Lay down at 5, jump up at 6, and start all over again, 'cause I'm a woman,
songs, advertisements, and television programming encouraged women to take pride in being a “24-hour woman,” an attitude that has persisted for more than 50 years.

But this level of responsibility is both self-defeating and self-destructive. For me and millions of others who lived by the Super W-O-M-A-N creed, there are simply not enough hours in the day to honor all those commitments. I finally realized that I had to do something because I could not keep doing everything.


I invited inspiration. I uncovered and discovered my goals. I say uncovered because some of my goals had been sitting there covered in dust for years. I got them out, brushed them off, and made them a priority in my life. 

I communicated my intentions first to myself and then to others. I knew that if my goals weren't a priority to me, they certainly wouldn't be a priority to anyone else. So I had to learn to say no to things that didn't support those goals.

• I got organized. I learned to structure my time and energy in a way that brought me closer to those goals every single day. 

Like most bullies, ennui flourishes in fear and darkness. Bright, shining light diminishes its ability to control our lives and affect the lives of those we love.

My personal battle with ennui reached critical mass at the same time I inherited a class from a fellow professor who was experiencing a family emergency. I had never heard of “College Success,” but had to begin teaching it within hours of accepting the challenge. I even had to borrow a book from a student for the first class because mine had not arrived from main campus.

As fate would have it, College Success class is a group of personal growth and development principles designed for college students. During that first semester, I realized that the tools and techniques featured in the textbook could be applied to any situation, not just the college classroom.

That experience led me on an adventure of discovery through the realm of personal psychology and development spanning decades. As I began to recover my lost time, energy, and passion, goals that I had once believed unachievable, crept closer and closer, passing one benchmark after another with passion and perseverance.

Since then I have:

  • Written two books and started a third.
  • Traveled the U.S./ Puerto Rico, Mexico, Belize, the Caribbean, Canada…
  • Been skydiving.
  • Started learning to surf.
  • Become a certified scuba diver.
  • Started painting and drawing landscapes.
All things that I wanted to do but never had time for until I broke the grip of ennui.


Now, more than a decade later, I continue to collect tools and techniques from a wide variety of genres in a quest to understand and treat modern-day ennui. What began as a journey of self-discovery and treatment has evolved into a mission to compile information, tactics, and strategies to help everyone suffering from ennui and its multitude of related symptoms.
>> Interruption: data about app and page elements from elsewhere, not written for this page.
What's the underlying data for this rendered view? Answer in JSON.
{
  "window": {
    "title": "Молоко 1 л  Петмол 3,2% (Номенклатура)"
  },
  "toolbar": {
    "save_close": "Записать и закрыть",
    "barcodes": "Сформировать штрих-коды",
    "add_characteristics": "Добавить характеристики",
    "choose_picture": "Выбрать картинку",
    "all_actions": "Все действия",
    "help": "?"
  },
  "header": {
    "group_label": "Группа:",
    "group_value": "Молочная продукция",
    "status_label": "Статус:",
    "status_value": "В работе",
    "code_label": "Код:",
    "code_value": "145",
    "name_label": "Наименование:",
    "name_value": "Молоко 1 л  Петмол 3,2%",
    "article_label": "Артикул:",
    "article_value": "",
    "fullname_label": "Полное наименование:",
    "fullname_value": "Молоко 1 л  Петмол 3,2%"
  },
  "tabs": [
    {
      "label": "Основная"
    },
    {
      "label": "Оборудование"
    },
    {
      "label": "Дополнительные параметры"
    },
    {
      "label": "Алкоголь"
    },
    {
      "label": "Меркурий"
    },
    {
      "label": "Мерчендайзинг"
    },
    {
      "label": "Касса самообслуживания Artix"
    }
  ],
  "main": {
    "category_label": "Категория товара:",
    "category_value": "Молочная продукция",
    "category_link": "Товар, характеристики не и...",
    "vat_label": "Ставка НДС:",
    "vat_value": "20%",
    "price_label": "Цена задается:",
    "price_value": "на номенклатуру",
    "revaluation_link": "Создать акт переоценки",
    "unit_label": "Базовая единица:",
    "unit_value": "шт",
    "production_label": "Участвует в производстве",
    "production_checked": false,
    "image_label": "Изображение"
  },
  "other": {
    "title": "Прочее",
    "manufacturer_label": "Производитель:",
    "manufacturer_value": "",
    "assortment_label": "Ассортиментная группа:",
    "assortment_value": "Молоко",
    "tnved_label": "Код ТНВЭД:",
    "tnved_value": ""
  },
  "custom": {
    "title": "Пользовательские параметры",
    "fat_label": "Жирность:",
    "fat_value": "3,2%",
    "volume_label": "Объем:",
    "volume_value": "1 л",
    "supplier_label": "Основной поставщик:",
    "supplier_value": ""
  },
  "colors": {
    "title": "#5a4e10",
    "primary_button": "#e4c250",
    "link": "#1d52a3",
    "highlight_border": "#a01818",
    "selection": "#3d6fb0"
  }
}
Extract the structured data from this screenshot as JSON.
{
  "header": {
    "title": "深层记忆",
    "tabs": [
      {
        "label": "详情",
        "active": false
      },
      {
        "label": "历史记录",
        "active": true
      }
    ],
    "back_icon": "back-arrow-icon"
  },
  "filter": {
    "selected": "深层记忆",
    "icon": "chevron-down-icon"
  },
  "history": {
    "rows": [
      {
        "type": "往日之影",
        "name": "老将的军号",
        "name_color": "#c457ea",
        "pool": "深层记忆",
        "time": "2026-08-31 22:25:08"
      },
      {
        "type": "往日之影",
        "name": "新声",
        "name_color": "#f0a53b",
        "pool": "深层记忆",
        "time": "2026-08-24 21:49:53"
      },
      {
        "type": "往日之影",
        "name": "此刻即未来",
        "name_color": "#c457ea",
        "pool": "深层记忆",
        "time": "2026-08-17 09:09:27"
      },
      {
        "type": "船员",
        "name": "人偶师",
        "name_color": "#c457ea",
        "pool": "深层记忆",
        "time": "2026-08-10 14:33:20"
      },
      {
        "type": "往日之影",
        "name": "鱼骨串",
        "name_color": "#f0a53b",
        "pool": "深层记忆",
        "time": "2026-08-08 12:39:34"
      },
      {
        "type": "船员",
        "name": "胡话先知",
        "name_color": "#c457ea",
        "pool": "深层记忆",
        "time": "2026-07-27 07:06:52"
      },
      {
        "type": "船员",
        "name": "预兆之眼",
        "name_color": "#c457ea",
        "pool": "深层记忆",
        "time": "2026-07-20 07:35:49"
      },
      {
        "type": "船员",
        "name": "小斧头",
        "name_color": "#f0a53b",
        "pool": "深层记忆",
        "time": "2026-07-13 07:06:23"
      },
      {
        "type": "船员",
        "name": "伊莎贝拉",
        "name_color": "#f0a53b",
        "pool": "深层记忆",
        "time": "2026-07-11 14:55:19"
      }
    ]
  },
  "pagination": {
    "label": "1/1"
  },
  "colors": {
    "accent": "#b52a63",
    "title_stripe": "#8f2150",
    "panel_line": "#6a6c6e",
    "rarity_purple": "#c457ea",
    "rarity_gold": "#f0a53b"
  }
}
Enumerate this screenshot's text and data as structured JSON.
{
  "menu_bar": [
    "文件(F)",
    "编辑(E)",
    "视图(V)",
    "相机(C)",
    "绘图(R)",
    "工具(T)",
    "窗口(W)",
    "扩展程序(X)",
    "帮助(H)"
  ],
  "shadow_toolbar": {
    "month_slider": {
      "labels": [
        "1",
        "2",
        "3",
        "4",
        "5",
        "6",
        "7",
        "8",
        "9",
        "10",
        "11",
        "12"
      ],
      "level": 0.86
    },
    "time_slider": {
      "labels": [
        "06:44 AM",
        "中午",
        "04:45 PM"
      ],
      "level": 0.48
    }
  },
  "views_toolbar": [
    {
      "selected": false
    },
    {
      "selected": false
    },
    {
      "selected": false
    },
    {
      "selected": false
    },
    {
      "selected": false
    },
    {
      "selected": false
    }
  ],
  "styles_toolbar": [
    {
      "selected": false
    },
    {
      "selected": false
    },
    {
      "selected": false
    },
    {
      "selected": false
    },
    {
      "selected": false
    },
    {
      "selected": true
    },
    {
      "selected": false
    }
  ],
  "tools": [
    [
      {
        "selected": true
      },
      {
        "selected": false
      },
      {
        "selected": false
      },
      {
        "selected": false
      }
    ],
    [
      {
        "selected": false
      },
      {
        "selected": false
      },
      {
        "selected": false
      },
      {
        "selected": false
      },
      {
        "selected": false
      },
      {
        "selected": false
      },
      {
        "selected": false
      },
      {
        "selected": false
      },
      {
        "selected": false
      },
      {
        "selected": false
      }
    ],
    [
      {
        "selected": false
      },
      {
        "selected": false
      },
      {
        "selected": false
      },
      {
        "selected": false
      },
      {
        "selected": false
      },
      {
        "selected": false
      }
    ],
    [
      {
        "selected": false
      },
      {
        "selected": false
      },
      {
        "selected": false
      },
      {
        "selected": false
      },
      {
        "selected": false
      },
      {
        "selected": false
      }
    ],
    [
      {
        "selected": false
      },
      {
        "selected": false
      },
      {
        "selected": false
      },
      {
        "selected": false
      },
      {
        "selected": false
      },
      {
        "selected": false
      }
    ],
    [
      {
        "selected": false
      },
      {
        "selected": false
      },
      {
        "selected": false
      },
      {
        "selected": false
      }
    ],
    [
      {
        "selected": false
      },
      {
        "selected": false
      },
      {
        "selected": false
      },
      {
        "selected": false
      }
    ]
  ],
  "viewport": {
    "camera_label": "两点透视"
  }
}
Every student during the ten years I taught College Success contributed to the cause. They taught me as much as I taught them, sometimes more. And today when I see them around town, they often say,

“Mrs. Kearce, I hear you in my head.”

And I respond,

“Good, that means I taught you something.”


Come join the conversation in Tammy Talk's Social Circle:

Let's help each other because we're all in this life together.
Visit Tammy Talk's Social Circle to join the conversation and contribute your tips, tools, and techniques for living a healthy, happy life.

We look forward to hearing from you :)

Everyday Vacay at TammyTalk.com

If you are generally tired and frustrated, click here to receive a free e-seminar that details the causes and the cure.

Or explore the entire Everyday Vacay Series :)